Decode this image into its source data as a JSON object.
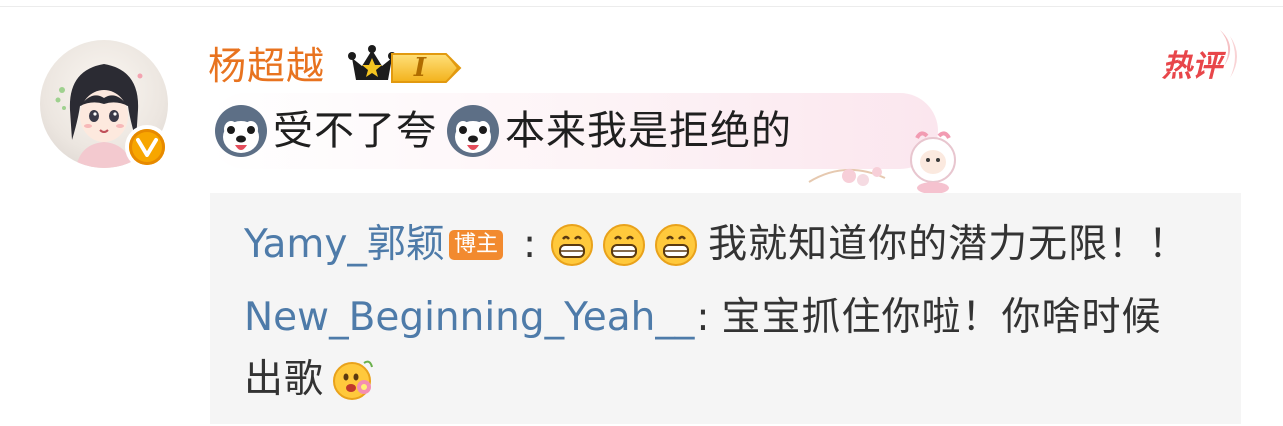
{
  "comment": {
    "username": "杨超越",
    "level_label": "I",
    "hot_label": "热评",
    "text_part1": "受不了夸",
    "text_part2": "本来我是拒绝的",
    "verified_label": "V"
  },
  "replies": [
    {
      "name": "Yamy_郭颖",
      "tag": "博主",
      "separator": ":",
      "text": "我就知道你的潜力无限！！"
    },
    {
      "name": "New_Beginning_Yeah__",
      "separator": ":",
      "text_line1": "宝宝抓住你啦！你啥时候",
      "text_line2": "出歌"
    }
  ],
  "colors": {
    "username": "#e8731f",
    "reply_name": "#4e7ba9",
    "hot": "#e8464a",
    "blogger_tag": "#f28a2f",
    "reply_bg": "#f5f5f5"
  },
  "icons": [
    "avatar",
    "verified-badge-icon",
    "crown-icon",
    "level-badge",
    "dog-emoji-icon",
    "grin-emoji-icon",
    "flower-emoji-icon",
    "hot-comment-badge",
    "sheep-decoration"
  ]
}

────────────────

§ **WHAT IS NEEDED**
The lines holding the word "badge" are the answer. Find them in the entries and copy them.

§ **OUTPUT**
    "verified-badge-icon",
    "level-badge",
    "hot-comment-badge",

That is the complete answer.